The recruit passed out and was then slapped by Felix, who claimed he was trying to revive him. Siddiqui then got up and ran away, jumping to his death from a height of nearly 40 feet.
Felix was also charged with other physical offenses against recruits, including forcing one recruit into a commercial clothes dryer while the drill instructor reeked of alcohol.
Five of eight witnesses called to testify in the first hearing for Kissoon last year were granted immunity, and a sixth testified as part of his own agreement. Most, if not all, were offered immunity and did not have to request it, a nontraditional practice at that level in most trials.
Kissoon’s civilian defense attorney, Colby Vokey, noted the judge’s comments when talking with reporters following the hearing Monday.

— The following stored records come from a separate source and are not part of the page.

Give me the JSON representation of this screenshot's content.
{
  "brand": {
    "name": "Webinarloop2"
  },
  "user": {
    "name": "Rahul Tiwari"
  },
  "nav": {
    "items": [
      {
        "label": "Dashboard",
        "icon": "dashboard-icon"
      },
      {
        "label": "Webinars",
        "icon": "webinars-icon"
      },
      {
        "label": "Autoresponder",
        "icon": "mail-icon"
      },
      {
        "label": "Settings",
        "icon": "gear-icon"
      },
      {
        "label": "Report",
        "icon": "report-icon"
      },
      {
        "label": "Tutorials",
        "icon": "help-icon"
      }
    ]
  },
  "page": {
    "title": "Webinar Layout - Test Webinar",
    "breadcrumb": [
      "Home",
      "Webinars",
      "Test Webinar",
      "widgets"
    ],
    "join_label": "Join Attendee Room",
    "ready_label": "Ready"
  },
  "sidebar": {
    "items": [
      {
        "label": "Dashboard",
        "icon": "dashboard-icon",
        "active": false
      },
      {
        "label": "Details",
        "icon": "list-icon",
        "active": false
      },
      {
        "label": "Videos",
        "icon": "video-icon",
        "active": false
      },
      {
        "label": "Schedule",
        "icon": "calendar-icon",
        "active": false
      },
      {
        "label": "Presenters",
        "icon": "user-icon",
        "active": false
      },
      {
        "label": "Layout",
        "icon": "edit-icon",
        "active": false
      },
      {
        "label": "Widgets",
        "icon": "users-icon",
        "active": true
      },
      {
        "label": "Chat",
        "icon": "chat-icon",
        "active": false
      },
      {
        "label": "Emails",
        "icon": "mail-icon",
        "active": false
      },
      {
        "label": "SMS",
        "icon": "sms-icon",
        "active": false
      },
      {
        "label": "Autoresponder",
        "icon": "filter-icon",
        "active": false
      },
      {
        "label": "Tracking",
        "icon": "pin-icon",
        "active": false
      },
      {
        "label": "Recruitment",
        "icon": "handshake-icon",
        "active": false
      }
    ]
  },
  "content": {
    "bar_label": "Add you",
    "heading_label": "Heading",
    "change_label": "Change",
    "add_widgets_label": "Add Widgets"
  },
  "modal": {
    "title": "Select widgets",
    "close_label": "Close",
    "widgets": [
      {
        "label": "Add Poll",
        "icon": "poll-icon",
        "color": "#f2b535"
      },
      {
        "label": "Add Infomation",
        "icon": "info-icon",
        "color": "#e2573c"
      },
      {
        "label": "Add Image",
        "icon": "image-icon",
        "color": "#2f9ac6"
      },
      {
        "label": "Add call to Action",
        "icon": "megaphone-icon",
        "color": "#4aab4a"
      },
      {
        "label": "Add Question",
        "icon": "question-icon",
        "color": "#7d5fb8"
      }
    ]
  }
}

Though his client admitted his guilt, Vokey pointed to a number of other commanders both above Kissoon, who directed the investigation into Felix that had removed him from working with recruits, and below Kissoon, who were working directly with Felix leading up to Siddiqui’s death.
Siddiqui’s death was not directly connected in any charge to Kissoon. Instead it was past recruit abuse complaints against Felix and others that prompted a chain of events, which led to Cucinotta to order Felix to be removed from recruit contact months before Siddiqui’s death.
Gunnery Sgt. Joseph Felix will also be reduced in rank to E1 and receive a dishonorable discharge.
Kissoon’s other charges were related to an inspector general’s investigation the year before Siddiqui’s death, probing an alleged retaliation against a captain whom Kissoon believed had filed critical comments on an anonymous survey.
In early 2015, Lt. Col. Kate Germano, who headed 4th Recruit Training Battalion, received command climate surveys that characterized her as “hostile, unprofessional and abusive” and that she fostered a “toxic” work environment. Others described her as a “bold reformer.”
Germano was later relieved of her command and retired.
Prosecutors in Kissoon’s case characterized him as coming into “Thumpin’ Third” under orders from the then-regimental commander to shape up the unit. Officers who testified in his Article 32 hearing said he began cranking down on any allegation of recruit abuse.
But after the Germano incident, Lt. Col. Sridhar Kaza said in the Monday hearing, Kissoon “made a conscious series of decisions to protect his career” and began to get lenient with recruit abuse reports.
Kissoon’s attorney adamantly denied that in comments to the media following the hearing.
“He didn’t pull back, they said he did, but he didn’t,” Vokey said. He pointed to submitted testimony from senior enlisted leaders who said that the treatment of officers and drill instructors did not change.
Kissoon’s other charges ― making a false official statement, and conduct unbecoming an officer and gentlemen ― were due to his reaction to an equal opportunity survey that included negative comments.
He believed the comments were made by a disgruntled Capt. Stephen Grodek. And he told his executive officer, Maj. Orlando Giarratano, and another captain what he thought.
Grodek later did not get a coveted assistant directorship at the drill instructor school and believed Kissoon had retaliated against him. He filed a complaint with the inspector general’s office.
That’s when Kissoon made mistakes that resulted in the false statement and conduct unbecoming charges.
First he told the inspector general that he had not told either the captain nor major about his belief that Grodek was behind the critical survey results. Then he provided his written statement for the inspector to Giarratano before the major went to speak with the inspector ― a clear violation of policy and procedures set by the IG.
Kissoon said he had only wanted the major to look at his version of events so that he, Kissoon, could make changes if necessary.